“I Love You”
Alyssa, Aaron, Alania, and Alex,
Went to school on Wednesday and didn’t come home.
Were they rushing out the door to get to class on time,
Oblivious that they would soon be rushing out the door
Running for their lives?
Did Peter’s mom have to go into work early?
Did she have time to say I love you dearly?
I hope she told him the night before.
What if Carmen’s dad spilled his coffee on his shirt?
When he got that call from the school,
Your bad day just got worse.
14 of February.
In first grade we would put lollipops in brown paper bags,
Signed with a heart and our names
Oblivious that in ten years your name would be signed on a grave.
In fifth grade, handwritten cards are given to girls on the playground
Oblivious to the fact that in five years you would be hearing the sound
Of gunfire in the hallways.
In high school, you wear red,
So you don’t have to scrub out the bloodstains from your classmates.
AR-15: I can purchase one right now if I want.
The rifle used in five out of six of the deadliest shootings in the past six years.
We should hold bottles up to parents eyes to capture their tears
For when we have the next drought
That might help at least one national crisis.

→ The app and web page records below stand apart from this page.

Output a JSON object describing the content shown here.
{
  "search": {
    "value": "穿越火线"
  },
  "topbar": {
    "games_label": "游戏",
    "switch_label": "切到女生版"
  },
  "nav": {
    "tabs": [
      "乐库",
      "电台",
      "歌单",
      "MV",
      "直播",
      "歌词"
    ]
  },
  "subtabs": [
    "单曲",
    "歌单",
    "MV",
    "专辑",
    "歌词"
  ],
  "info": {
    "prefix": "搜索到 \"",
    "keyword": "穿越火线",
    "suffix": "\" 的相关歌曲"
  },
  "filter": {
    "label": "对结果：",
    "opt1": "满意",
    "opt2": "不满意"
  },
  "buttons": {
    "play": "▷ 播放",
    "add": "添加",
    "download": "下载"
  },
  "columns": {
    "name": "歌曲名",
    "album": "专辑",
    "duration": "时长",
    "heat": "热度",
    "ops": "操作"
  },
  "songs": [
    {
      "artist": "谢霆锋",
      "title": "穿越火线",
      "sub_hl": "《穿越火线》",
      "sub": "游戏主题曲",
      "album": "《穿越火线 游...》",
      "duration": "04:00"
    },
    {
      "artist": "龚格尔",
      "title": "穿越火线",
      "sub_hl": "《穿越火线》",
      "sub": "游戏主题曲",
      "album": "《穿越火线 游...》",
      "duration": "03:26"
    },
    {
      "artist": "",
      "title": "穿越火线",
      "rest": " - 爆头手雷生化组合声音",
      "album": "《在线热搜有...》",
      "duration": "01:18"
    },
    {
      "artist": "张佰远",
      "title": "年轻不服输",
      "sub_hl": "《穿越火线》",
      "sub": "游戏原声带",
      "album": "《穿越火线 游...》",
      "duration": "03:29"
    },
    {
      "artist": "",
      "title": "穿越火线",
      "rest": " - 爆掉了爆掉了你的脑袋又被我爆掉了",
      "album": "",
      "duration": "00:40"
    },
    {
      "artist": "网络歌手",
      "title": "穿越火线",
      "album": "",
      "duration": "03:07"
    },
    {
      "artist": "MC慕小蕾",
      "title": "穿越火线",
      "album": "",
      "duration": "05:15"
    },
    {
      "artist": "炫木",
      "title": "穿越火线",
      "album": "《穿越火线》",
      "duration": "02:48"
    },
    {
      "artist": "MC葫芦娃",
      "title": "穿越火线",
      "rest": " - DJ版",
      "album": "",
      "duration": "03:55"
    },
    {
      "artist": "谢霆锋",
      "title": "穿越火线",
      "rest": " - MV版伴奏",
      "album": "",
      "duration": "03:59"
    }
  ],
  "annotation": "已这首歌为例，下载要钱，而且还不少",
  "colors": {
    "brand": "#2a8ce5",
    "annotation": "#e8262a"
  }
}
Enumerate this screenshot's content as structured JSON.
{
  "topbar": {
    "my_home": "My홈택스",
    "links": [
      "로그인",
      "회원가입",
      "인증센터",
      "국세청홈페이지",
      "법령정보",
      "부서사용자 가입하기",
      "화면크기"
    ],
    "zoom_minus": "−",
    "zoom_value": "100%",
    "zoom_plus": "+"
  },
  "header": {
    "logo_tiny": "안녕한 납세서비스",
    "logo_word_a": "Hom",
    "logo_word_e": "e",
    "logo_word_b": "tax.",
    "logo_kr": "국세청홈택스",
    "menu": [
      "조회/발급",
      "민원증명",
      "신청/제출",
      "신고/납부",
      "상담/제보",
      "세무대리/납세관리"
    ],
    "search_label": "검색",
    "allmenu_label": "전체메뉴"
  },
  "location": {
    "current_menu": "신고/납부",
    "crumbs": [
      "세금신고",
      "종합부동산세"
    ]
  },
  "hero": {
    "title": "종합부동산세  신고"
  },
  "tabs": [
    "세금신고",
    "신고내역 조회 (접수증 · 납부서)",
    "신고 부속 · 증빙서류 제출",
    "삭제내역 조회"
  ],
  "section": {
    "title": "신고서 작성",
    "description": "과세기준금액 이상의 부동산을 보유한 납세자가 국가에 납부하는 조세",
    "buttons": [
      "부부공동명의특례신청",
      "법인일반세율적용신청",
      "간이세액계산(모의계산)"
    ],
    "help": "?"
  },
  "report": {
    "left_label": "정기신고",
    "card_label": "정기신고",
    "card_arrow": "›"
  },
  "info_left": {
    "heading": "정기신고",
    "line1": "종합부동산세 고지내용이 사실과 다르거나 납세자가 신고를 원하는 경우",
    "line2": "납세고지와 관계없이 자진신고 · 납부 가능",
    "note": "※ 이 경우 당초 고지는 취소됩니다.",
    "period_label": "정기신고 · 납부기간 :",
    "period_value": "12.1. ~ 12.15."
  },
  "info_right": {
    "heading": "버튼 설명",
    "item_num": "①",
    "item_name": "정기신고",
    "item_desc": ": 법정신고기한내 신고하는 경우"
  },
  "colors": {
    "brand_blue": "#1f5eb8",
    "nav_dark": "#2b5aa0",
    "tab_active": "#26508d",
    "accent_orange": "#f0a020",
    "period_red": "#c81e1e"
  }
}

Please stop focusing on your political bias and recognize
That the next time your daughter goes to school
That’ll be the last time you see her beautiful eyes.
18 years old.
That’s how old I am.
And that’s how old Meadow Pollack was. Is? Was?
I hope she doesn’t have to watch her family mourn from above.
I hope her family only remembers her love
And her “smile like sunshine”,
Not the mascara stained cheeks on her corpse.
It has been 3 weeks since the shooting, and the fear hasn’t left us.
The fear across the country, the world
Millions of men, women, and children living in fear
Fear of the inevitable coming sooner than it should,
Lives taken, by the slight of hand of a teenage boy.
Hundreds of signs
“Guns don’t die, children do”
Do we love our children as much as our weapons?
“No more silence, end gun violence.”
Do we want to keep paying for others sins?
“Trained to be a teacher, not a sharp shooter”
Do we want to fight fire with fire?
Or what about, “Why should I be worried that this is the last time I say “I love you” to my dad?”
Because that’s what our classmate
At Indian Springs
When I was five, I never thought I’d be scared to say “I love you.”
- Joey Cleverdon ‘18 and Ada Cohen ‘18